© Scott Rylander

A year ago, before appearing in the undeserved failure of I Can't Sing! at the Palladium, Cynthia Erivo shook us by the ears as the abused slave girl in The Color Purple at the Menier. And here she is again, as another refugee from the antebellum Deep South, surviving in song, and sounding off big time.

Dessa Rose is a field hand who leads a slave rebellion, kills a rapist in prison, tells her story to a white chronicler and deeply affects the privileged white woman, Ruth (Cassidy Janson), whose own story runs in parallel.

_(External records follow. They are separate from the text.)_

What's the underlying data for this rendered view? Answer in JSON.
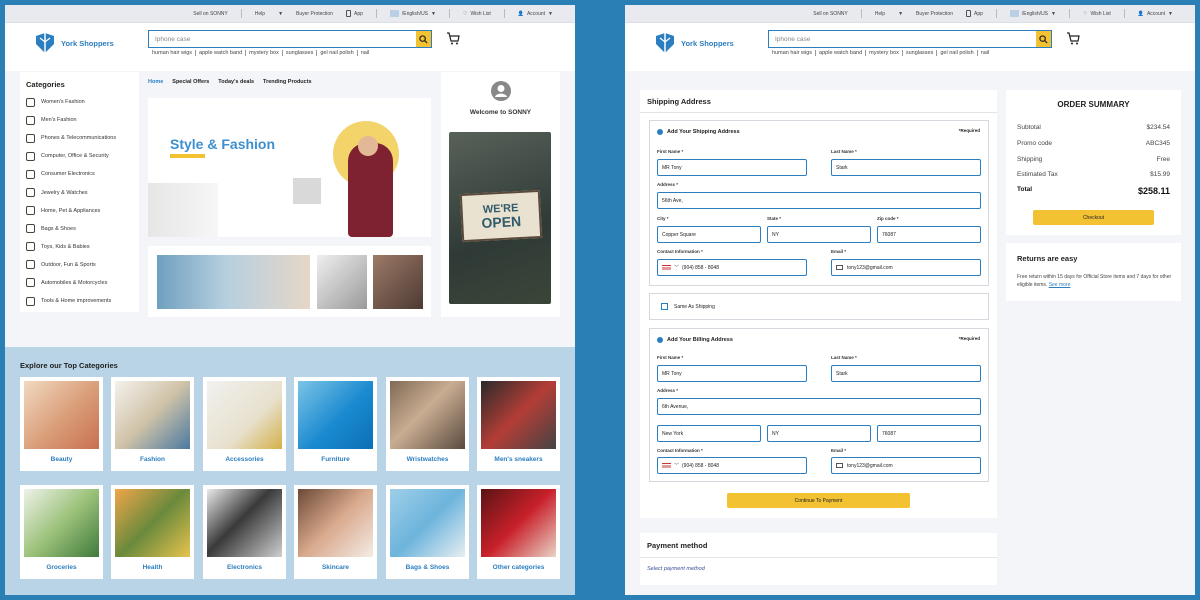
{
  "topbar": {
    "sell": "Sell on SONNY",
    "help": "Help",
    "buyer_protection": "Buyer Protection",
    "app": "App",
    "language": "/English/US",
    "wishlist": "Wish List",
    "account": "Account"
  },
  "header": {
    "brand": "York Shoppers",
    "search_value": "Iphone case",
    "tags": [
      "human hair wigs",
      "apple watch band",
      "mystery box",
      "sunglasses",
      "gel nail polish",
      "nail"
    ]
  },
  "categories": {
    "title": "Categories",
    "items": [
      {
        "label": "Women's Fashion",
        "icon": "dress-icon"
      },
      {
        "label": "Men's Fashion",
        "icon": "shirt-icon"
      },
      {
        "label": "Phones & Telecommunications",
        "icon": "phone-icon"
      },
      {
        "label": "Computer, Office & Security",
        "icon": "computer-icon"
      },
      {
        "label": "Consumer Electronics",
        "icon": "electronics-icon"
      },
      {
        "label": "Jewelry & Watches",
        "icon": "diamond-icon"
      },
      {
        "label": "Home, Pet & Appliances",
        "icon": "home-icon"
      },
      {
        "label": "Bags & Shoes",
        "icon": "bag-icon"
      },
      {
        "label": "Toys, Kids & Babies",
        "icon": "toy-icon"
      },
      {
        "label": "Outdoor, Fun & Sports",
        "icon": "ball-icon"
      },
      {
        "label": "Automobiles & Motorcycles",
        "icon": "car-icon"
      },
      {
        "label": "Tools & Home improvements",
        "icon": "tools-icon"
      }
    ]
  },
  "nav": {
    "home": "Home",
    "special": "Special Offers",
    "deals": "Today's deals",
    "trending": "Trending Products"
  },
  "hero": {
    "title": "Style & Fashion"
  },
  "welcome": {
    "text": "Welcome to SONNY",
    "sign_line1": "WE'RE",
    "sign_line2": "OPEN"
  },
  "explore": {
    "title": "Explore our Top Categories",
    "tiles": [
      {
        "label": "Beauty"
      },
      {
        "label": "Fashion"
      },
      {
        "label": "Accessories"
      },
      {
        "label": "Furniture"
      },
      {
        "label": "Wristwatches"
      },
      {
        "label": "Men's sneakers"
      },
      {
        "label": "Groceries"
      },
      {
        "label": "Health"
      },
      {
        "label": "Electronics"
      },
      {
        "label": "Skincare"
      },
      {
        "label": "Bags & Shoes"
      },
      {
        "label": "Other categories"
      }
    ]
  },
  "shipping": {
    "title": "Shipping Address",
    "required": "*Required",
    "ship_card_title": "Add Your Shipping Address",
    "bill_card_title": "Add Your Billing Address",
    "labels": {
      "first": "First Name *",
      "last": "Last Name *",
      "address": "Address *",
      "city": "City *",
      "state": "State *",
      "zip": "Zip code *",
      "contact": "Contact Information *",
      "email": "Email *"
    },
    "ship": {
      "first": "MR Tony",
      "last": "Stark",
      "address": "56th Ave,",
      "city": "Copper Square",
      "state": "NY",
      "zip": "76087",
      "phone": "(904) 858 - 8048",
      "email": "tony123@gmail.com"
    },
    "bill": {
      "first": "MR Tony",
      "last": "Stark",
      "address": "6th Avenue,",
      "city": "New York",
      "state": "NY",
      "zip": "76087",
      "phone": "(904) 858 - 8048",
      "email": "tony123@gmail.com"
    },
    "same_as": "Same As Shipping",
    "continue": "Continue To Payment"
  },
  "payment": {
    "title": "Payment method",
    "select": "Select payment method"
  },
  "summary": {
    "title": "ORDER SUMMARY",
    "subtotal_label": "Subtotal",
    "subtotal": "$234.54",
    "promo_label": "Promo code",
    "promo": "ABC345",
    "shipping_label": "Shipping",
    "shipping": "Free",
    "tax_label": "Estimated Tax",
    "tax": "$15.99",
    "total_label": "Total",
    "total": "$258.11",
    "checkout": "Checkout"
  },
  "returns": {
    "title": "Returns are easy",
    "text": "Free return within 15 days for Official Store items and 7 days for other eligible items.",
    "link": "See more"
  },
  "colors": {
    "accent": "#2b7ec0",
    "cta": "#f2c233",
    "page_bg": "#2a7fb5"
  }
}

I say "runs" but that's implying much more dramatic momentum and indeed development than we get in Lynn Ahrens' ho-hum book and lyrics and Stephen Flaherty's hum-ho music, the usual mix of blues, gospel, cakewalk, waltz and chorale from the authors of Ragtime and Once on this Island.

There's no argument with the energy and commitment of Andrew Keates's cast – the show opens with a tremendous ensemble of bongo-beating defiance on a set hung about with chains – but there is something over-mechanical and inert about the re-working of the novel by Sherley Anne Williams.

All the jumps in the 2005 musical – it dates from the same year as The Color Purple, which was much more skilfully adapted from Alice Walker's novel by Marsha Norman - are more contrived than dramatic: Dessa and Ruth are switching between youth and old age (and it's never really clear where we are in this time-scale), recounting their histories to their respective grandchildren in white milk and red blood.

Charleston polite society is represented by such sentiments as "ladies never perspire" and the song of ten petticoats strung across the stage (the nearest we get to a bit of a laugh all evening), while the brutality of the slaves' struggle explodes in Erivo's ferocious vocals and the lumbering physicality of her male counterparts; the worlds overlap sensually in the love affair between Ruth and another escaped slave, Nathan, whom Edward Baruwa presents as a regular charmer.

Erivo is a life force whenever she sings, but the show doesn't allow her the coherence of another full-on star performance. But she's always a joy, and there are some pleasurable contributions, too, from such distinguished musical theatre folk as Miquel Brown, Sharon Benson, Cameron Leigh (as Ruth's hyper-genteel mother), Gabriel Mokake and Fela Lufadeju (as Dessa's first love).